• _Work request_
In the data below, find every line with the string "icon" and pull it out.

• _Dataset extract_
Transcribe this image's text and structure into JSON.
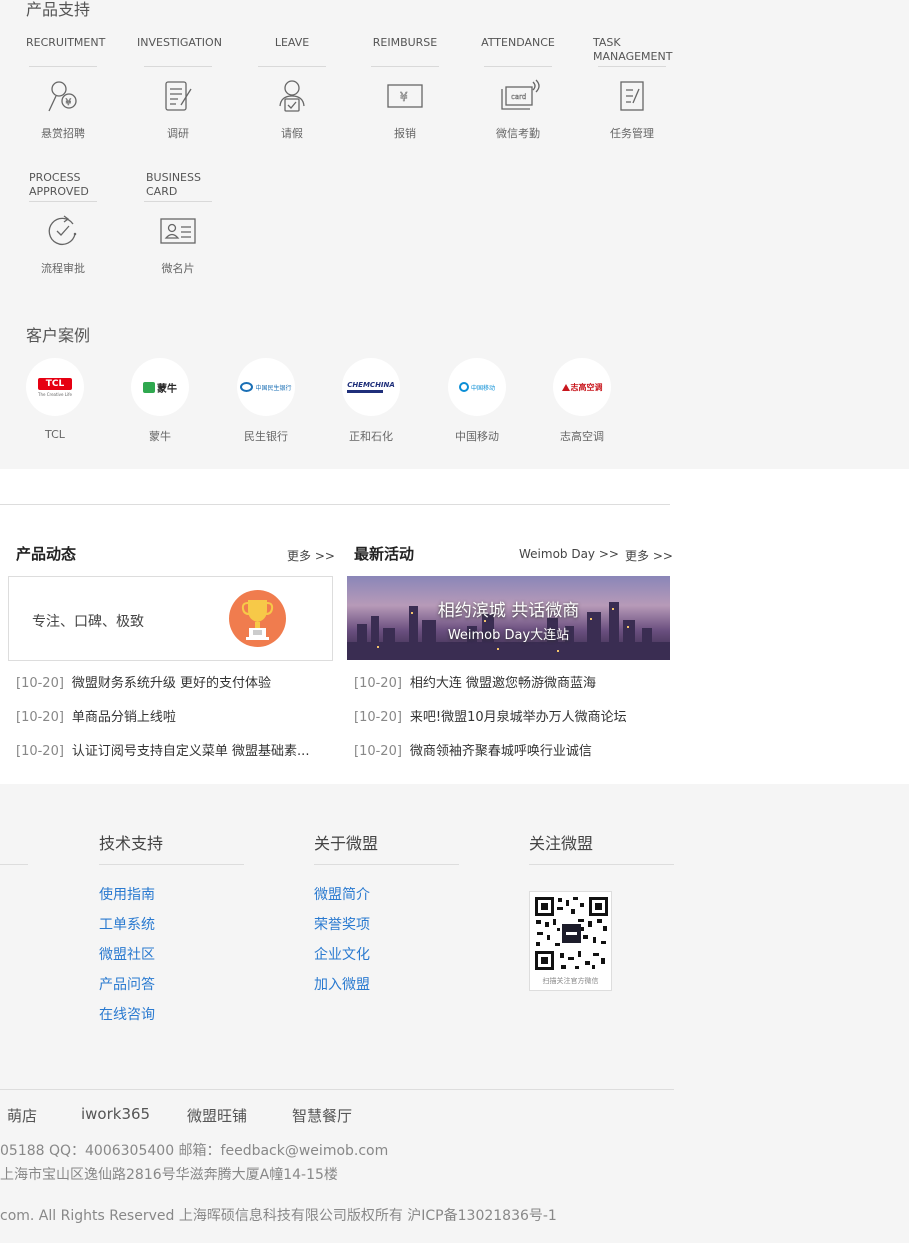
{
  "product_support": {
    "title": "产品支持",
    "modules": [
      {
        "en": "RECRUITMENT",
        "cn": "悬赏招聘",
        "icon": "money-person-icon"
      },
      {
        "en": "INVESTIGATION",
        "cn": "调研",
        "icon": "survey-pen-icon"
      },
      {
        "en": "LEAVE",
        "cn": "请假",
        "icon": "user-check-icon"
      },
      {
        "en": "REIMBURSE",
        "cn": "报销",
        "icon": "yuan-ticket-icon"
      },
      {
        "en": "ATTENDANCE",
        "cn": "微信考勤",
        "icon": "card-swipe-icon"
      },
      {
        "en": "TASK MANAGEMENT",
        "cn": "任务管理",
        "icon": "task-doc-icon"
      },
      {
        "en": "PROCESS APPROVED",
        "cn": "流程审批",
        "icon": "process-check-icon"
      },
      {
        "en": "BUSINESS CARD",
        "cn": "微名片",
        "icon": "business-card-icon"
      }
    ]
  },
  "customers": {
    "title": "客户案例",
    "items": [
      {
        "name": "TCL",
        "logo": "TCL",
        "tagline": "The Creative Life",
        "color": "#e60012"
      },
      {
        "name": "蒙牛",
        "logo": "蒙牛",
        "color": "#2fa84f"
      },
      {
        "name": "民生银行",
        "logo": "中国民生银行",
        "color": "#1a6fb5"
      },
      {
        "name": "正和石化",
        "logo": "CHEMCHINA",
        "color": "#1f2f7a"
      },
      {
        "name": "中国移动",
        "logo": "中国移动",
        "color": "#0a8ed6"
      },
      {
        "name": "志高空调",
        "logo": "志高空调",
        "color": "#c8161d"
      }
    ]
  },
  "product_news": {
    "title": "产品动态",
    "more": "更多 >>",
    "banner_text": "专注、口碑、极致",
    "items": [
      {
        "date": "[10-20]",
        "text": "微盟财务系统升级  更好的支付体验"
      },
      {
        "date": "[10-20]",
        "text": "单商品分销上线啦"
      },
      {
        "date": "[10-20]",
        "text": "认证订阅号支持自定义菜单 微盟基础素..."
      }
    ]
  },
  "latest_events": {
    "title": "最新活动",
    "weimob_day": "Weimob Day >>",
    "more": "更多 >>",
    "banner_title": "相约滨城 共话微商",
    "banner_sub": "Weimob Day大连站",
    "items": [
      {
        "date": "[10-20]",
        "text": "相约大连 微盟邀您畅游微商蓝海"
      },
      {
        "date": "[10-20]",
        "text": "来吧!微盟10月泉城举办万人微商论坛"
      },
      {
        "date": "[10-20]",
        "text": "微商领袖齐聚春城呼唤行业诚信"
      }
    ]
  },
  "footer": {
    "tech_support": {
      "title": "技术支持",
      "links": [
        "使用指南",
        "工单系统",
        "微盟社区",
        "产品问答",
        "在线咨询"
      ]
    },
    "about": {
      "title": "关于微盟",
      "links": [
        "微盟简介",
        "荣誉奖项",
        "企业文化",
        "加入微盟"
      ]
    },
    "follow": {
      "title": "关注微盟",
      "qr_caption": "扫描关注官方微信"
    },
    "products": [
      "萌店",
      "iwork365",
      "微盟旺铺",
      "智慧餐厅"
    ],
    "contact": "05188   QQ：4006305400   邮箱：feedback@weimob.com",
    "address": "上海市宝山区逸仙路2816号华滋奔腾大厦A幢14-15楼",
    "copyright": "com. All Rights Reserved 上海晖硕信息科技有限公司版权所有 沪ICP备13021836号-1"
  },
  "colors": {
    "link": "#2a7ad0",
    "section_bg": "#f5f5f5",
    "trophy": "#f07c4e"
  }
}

• _Final answer_
        "icon": "money-person-icon"
        "icon": "survey-pen-icon"
        "icon": "user-check-icon"
        "icon": "yuan-ticket-icon"
        "icon": "card-swipe-icon"
        "icon": "task-doc-icon"
        "icon": "process-check-icon"
        "icon": "business-card-icon"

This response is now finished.